After that, we wandered a while and chatted with people. Avery and Linda kindly offered us a room at the Strathcona to stay the night. We hadn't even expected to stay, but Markham had booked a queen-sized bed by accident. We took a cab back with Dave and Jess.

The night was spent with me on the couch and Julie in the bed. I think she got rather sick, although we don't think it was food poisoning. In any event, we were able to make it to Dim Sum at noon on Saturday. It was at King Garden, which seemed to cater to western tastes. The cups had handles on them, and my impression was that the food was unoffensive. The har gow stuck together, and most things weren't very flavourful. Sad to say, but it was much worse than Cameron's in Kitchener.

After lunch, we pick up Julie's lost ring (Peter found it in his bathroom) and then hopped on the bus to go back to Waterloo.


The Greyhound was rather full, so Julie and I were separated on the bus. I sat beside this guy who introduced himself to me. He was returning to Kitchener, where he worked at a Staples. His hobby was philately and he had just returned from a stamp convention carrying a collapsible file full of his acquisitions.

He seemed normal at first, with the exception of being long winded. I think he spent half-an-hour describing his family's geneaology and how he wrote a Visual Basic programme to compute how various members of his family were related. Then he regaled me of the story of his family re-union.

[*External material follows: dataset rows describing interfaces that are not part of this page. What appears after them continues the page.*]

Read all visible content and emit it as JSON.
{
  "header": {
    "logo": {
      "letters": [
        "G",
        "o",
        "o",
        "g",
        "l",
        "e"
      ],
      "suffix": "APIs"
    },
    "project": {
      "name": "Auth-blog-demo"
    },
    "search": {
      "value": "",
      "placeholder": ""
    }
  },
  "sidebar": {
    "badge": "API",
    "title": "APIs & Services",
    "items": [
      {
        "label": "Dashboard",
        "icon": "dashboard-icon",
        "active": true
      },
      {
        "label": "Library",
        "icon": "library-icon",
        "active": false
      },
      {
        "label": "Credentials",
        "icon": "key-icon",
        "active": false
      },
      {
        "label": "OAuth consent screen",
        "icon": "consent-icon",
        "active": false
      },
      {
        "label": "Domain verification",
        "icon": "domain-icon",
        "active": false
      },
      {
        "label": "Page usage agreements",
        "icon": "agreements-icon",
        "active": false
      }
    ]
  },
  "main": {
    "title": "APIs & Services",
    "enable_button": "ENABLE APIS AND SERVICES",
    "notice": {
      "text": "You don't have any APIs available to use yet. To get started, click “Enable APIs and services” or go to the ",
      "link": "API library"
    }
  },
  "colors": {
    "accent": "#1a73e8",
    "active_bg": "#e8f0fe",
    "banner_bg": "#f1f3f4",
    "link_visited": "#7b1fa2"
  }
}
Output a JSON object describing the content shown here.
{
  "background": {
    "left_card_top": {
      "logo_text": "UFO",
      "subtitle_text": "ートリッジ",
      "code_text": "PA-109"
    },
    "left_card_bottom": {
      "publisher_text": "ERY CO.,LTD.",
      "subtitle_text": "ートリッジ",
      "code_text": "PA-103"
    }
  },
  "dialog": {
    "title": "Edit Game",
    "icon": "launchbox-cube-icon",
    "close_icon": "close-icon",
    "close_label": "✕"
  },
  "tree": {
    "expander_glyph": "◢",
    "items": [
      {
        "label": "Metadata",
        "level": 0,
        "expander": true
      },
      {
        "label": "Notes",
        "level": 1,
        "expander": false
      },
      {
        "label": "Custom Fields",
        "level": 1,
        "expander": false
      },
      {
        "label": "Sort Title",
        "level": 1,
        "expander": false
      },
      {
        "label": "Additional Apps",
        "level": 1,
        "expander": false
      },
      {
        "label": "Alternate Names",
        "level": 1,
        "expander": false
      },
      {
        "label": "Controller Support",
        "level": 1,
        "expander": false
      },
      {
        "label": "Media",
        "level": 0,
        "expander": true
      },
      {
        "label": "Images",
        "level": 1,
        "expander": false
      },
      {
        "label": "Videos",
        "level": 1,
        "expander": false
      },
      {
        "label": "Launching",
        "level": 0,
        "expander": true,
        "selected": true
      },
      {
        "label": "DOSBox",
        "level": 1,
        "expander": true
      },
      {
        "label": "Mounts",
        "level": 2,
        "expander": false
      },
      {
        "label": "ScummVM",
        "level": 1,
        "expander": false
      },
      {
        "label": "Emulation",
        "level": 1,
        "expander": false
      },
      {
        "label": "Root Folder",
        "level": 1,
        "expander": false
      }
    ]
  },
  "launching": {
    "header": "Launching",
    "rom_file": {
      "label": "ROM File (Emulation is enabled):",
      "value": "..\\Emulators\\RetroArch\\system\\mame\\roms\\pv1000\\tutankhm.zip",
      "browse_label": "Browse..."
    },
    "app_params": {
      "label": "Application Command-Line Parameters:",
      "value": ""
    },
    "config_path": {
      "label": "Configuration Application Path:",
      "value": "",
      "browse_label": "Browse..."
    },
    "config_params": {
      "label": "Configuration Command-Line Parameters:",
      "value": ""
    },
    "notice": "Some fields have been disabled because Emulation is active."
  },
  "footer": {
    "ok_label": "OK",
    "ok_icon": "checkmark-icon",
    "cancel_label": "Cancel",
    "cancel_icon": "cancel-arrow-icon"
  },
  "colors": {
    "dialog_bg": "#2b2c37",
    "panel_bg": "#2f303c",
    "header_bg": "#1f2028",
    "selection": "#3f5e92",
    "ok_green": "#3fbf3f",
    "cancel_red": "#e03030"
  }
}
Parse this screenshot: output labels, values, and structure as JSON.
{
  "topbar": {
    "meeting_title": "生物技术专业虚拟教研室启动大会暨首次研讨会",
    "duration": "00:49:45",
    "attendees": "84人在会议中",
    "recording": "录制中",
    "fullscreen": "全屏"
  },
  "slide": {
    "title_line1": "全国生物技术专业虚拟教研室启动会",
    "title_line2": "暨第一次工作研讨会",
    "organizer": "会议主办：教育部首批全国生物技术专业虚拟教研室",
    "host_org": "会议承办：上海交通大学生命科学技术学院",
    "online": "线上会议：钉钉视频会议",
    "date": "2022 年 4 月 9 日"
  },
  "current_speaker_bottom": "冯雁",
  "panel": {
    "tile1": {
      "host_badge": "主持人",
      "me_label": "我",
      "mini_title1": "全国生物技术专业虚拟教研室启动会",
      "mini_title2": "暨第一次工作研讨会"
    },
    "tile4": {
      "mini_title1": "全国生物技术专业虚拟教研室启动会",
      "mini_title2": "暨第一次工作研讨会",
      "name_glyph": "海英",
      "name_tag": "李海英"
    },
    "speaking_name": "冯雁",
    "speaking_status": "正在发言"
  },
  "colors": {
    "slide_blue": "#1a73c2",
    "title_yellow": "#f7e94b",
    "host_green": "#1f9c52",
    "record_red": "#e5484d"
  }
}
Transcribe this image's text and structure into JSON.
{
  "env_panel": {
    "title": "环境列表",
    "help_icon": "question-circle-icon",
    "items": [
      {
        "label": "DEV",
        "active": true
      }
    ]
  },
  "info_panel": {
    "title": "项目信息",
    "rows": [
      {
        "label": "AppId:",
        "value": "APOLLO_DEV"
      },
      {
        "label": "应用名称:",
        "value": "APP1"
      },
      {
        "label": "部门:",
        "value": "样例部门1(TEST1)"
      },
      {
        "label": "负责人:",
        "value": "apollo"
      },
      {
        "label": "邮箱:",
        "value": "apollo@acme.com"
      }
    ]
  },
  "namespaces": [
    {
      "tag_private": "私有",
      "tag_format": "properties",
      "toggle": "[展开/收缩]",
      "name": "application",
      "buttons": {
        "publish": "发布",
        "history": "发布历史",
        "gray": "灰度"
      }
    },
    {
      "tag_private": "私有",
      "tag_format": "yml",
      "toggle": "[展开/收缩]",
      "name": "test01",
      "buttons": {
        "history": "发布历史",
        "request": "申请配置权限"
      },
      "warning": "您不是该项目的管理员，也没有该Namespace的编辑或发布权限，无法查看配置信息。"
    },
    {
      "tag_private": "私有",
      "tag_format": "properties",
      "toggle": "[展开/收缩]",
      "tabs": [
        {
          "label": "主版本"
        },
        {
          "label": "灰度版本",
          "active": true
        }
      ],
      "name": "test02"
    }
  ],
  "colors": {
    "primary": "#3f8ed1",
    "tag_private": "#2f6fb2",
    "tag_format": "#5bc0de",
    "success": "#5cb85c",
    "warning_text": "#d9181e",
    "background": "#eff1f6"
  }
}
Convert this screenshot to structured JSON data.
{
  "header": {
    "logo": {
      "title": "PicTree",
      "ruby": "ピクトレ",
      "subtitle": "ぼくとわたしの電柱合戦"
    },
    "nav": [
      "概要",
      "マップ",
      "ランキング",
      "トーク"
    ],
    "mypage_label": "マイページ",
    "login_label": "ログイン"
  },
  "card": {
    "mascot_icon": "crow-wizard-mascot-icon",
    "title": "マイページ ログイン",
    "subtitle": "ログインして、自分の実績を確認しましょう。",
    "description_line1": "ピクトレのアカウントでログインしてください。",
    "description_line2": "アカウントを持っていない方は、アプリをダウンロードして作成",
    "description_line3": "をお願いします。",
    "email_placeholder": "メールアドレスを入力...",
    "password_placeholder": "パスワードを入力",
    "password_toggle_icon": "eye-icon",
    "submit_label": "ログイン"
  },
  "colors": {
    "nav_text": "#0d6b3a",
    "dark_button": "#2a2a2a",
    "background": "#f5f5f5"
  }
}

This however, was not weird. What was weird was when he asked me if I followed science. I told him that I had a passing interest, and then he sprung the insanity on me. He started raving about some crack science book about crazy planets, aliens who created us, and how we're all going to live better lives when they return. Seriously. Not only that, he thinks the author is wrong since he used his own computer to do his own calculations. Somehow, he thinks that made-up translations of Sumerian clay tablets and strange numerology of dates happens to imply stuff. Are people normally this weird?

Oh yeah. And the strangest thing is how he claims to be a computer programmer. He was patiently explaining to me how computers worked; how 256-bit computers would be very powerful; how optical computers will be infinity-bits; and how Fortran compilers generate larger and slower code than C++ ones. I didn't have the heart to tell him that I write software.


13th Jan, 2004 07:57 (UTC)
Re: Neato!

Were you under the impression that the author believed what he was writing? Or that it was a work of fiction?

From looking at the Amazon reviews, it looks like most of his highly-rated comments believe that this book is fact. (!?!)

13th Jan, 2004 09:07 (UTC)
Re: Neato!
I think he believed in what he wrote. I've heard anectodal stories of the author trying to convince another conspiracy guy (David Icke, who talks about the royal family being descended from a lizard-life alien race) from releasing his work, saying that getting into the field was not worth it, since it damages your credibility, even if some of your work would be considered legitimate otherwise (for example, I'm pretty sure that the author here, Sitchin, is actually a professor in Sumerian Language or something like that)

If you've ever read Daniken (Chariots of the Gods, I think) you'll see an author who puts absolutely no proof in his stuff whatsoever! It's all "This is going to happen!" and "That happened!" At least Sitchin does some research to sound convincing :)